Newlook tiles and bathrooms – When only the best will do!

Quality is never an accident; it is always the result of high intention, sincere effort, intelligent direction and skillful execution; it represents the wise choice of many alternatives.     

William A. Foster

The bathroom is second only to the kitchen as the room with the highest per m2 construction spend in our modern houses. Great care and attention is demanded when planing and completing new or upgraded bathroom projects.

Clive Buckley is the CEO of newlook tiles and bathrooms.

Using cheap tiles and sanitary-ware or worse still the seconds marketed to an unsuspecting public can destroy the look of even the most beautifully designed bathrooms. Even slightly different sized tiles for example, can throw off the pattern and grout line, fixing a botched tiling job is expensive, disruptive and messy, especially if water has seeped through the grout and ruined joists, studding, ceilings and finished walls.

That’s why hiring a seasoned professional and making sure the job gets done right the first time is essential. All good jobs require experienced and and highly skilled tradesman to maximise the effect of a quality design.

Good tradesmen are hard to find

Instead of getting prospects for contractors from retail tile and bathroom showrooms, go where the pros go by checking at a tile-suppliers that cater to contractors. These outlets are more likely to know who does premium work.

Also consider hiring a commercial contractor willing to take on residential jobs like yours; because a large percentage of tiling goes into commercial buildings, these are the most experienced pros. And politely decline any offers to do tiling or bathrooms on the cheap from a carpenter, labourer or other non-expert already working on your home.

Once you have a few names, start qualifying them by checking for current insurance as you would with any contractor. Look for tilers and bathroom fitters in business at least three years — the minimum needed for them to acquire an arsenal of specialty tools and a verifiable track record of quality work.
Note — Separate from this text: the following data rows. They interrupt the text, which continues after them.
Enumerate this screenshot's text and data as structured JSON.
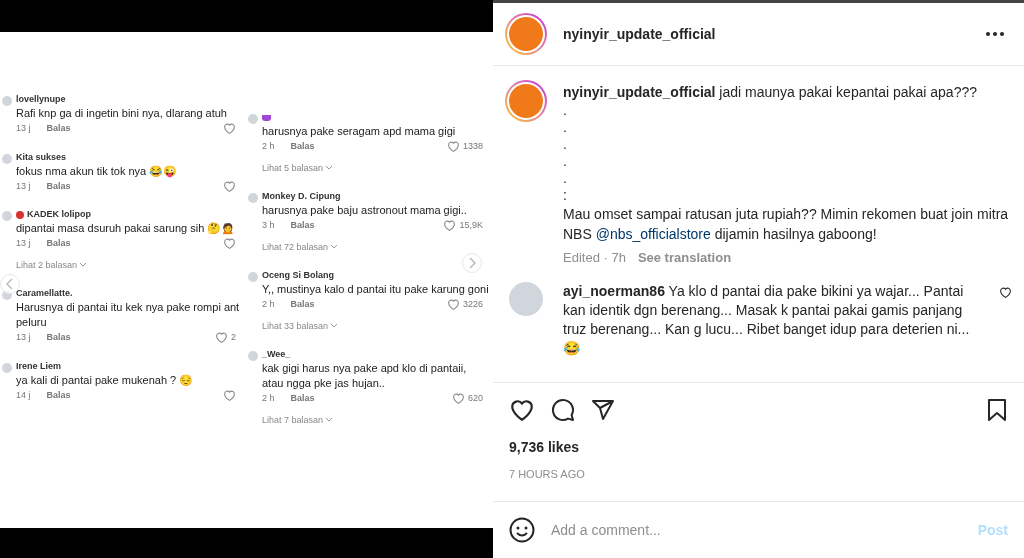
{
  "post_image": {
    "left_comments": [
      {
        "name": "lovellynupe",
        "kind": "plain",
        "text": "Rafi knp ga di ingetin bini nya, dlarang atuh",
        "time": "13 j",
        "reply": "Balas"
      },
      {
        "name": "Kita sukses",
        "kind": "plain",
        "text": "fokus nma akun tik tok nya 😂😜",
        "time": "13 j",
        "reply": "Balas"
      },
      {
        "name": "KADEK lolipop",
        "kind": "apple",
        "text": "dipantai masa dsuruh pakai sarung sih 🤔🙍",
        "time": "13 j",
        "reply": "Balas",
        "replies": "Lihat 2 balasan"
      },
      {
        "name": "Caramellatte.",
        "kind": "plain",
        "text": "Harusnya di pantai itu kek nya pake rompi ant peluru",
        "time": "13 j",
        "reply": "Balas",
        "likes": "2"
      },
      {
        "name": "Irene Liem",
        "kind": "plain",
        "text": "ya kali di pantai pake mukenah ? 😔",
        "time": "14 j",
        "reply": "Balas"
      }
    ],
    "right_comments": [
      {
        "kind": "purple",
        "text": "harusnya pake seragam apd mama gigi",
        "time": "2 h",
        "reply": "Balas",
        "likes": "1338",
        "replies": "Lihat 5 balasan"
      },
      {
        "name": "Monkey D. Cipung",
        "kind": "plain",
        "text": "harusnya pake baju astronout mama gigi..",
        "time": "3 h",
        "reply": "Balas",
        "likes": "15,9K",
        "replies": "Lihat 72 balasan"
      },
      {
        "name": "Oceng Si Bolang",
        "kind": "plain",
        "text": "Y,, mustinya kalo d pantai itu pake karung goni",
        "time": "2 h",
        "reply": "Balas",
        "likes": "3226",
        "replies": "Lihat 33 balasan"
      },
      {
        "name": "_Wee_",
        "kind": "plain",
        "text": "kak gigi harus nya pake apd klo di pantaii, atau ngga pke jas hujan..",
        "time": "2 h",
        "reply": "Balas",
        "likes": "620",
        "replies": "Lihat 7 balasan"
      }
    ]
  },
  "header": {
    "username": "nyinyir_update_official"
  },
  "caption": {
    "username": "nyinyir_update_official",
    "text": "jadi maunya pakai kepantai pakai apa???",
    "dots": [
      ".",
      ".",
      ".",
      ".",
      ".",
      ":"
    ],
    "promo": "Mau omset sampai ratusan juta rupiah?? Mimin rekomen buat join mitra NBS",
    "mention": "@nbs_officialstore",
    "promo_end": "dijamin hasilnya gaboong!",
    "edited": "Edited · 7h",
    "translate": "See translation"
  },
  "comments": [
    {
      "username": "ayi_noerman86",
      "text": "Ya klo d pantai dia pake bikini ya wajar... Pantai kan identik dgn berenang... Masak k pantai pakai gamis panjang truz berenang... Kan g lucu... Ribet banget idup para deterien ni...😂",
      "liked": false
    }
  ],
  "actions": {
    "liked": false,
    "saved": false
  },
  "likes": "9,736 likes",
  "time": "7 HOURS AGO",
  "add_comment": {
    "placeholder": "Add a comment...",
    "post": "Post"
  }
}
Ask for and check references.

What to look for in their previous jobs

When viewing a contractor’s past work on site, keep in mind that each tile is exactly the same size as the next. Look for consistent spacing between joints. Look down grout lines to be sure they’re perfectly straight.Focus on the bathroom layout next. Is it balanced?

A good tiler begins in the centre of a room so cut tiles at opposite ends of the pattern end up the same size. Also check doorways, windows and corners — especially odd-shaped angles in the skirting board or trim. Finish your inspection by checking the sanitary-ware and walls to be sure they’re free of splashed grout or water stains.

Another way to qualify tilers: Ask if you can stop by a current job site. Once you’re there, get a sense of how organised the project appears. Because tilers have to work quickly to take advantage of mortars and adhesives with short drying times, neatness counts. Check that the tiler uses some type of plastic dust containment to seal the work area from the rest of the house. Also see that the contractor protects wood trim, a bathtub or an appliance with tape.

Pricing and estimation?

Beware of the temptation to go for the cheapest price. There is no need to pay above the going rate for quality work but anything that sounds cheap usually ends up not only cheap but nasty. The cost of redoing bathroom and tiling works is quite significant and could result in severe delays to project delivery. Take with a pinch of salt, anybody boasting about being cheaper than the rest or having a friend that can supply top quality tiles for a less. In the current climate most good quality contractors are busy and may not be available in the short term. They very rarely negotiate on the price.

Make sure that the price includes any preparatory works including removing all units and tiles and protecting the area. It is also important that the price includes protecting the rest of the property from damage or dust.

Who buys the materials and sanitary-ware?

Most contractors prefer supplying the materials. Don’t worry. With their professional discount, they can often make a profit and charge you the same or less than you would pay for tiles yourself. And with the many tile types, finishes, edge treatments and porosity ratings out there, it may be better to let them supply and be responsible for the quality. plus, you want any material failure to be the installers responsibility, not yours.

If you would like to set up a free phone consultation with Clive, have a question about specialty products like marble finishes etc

Click here to arrange quotation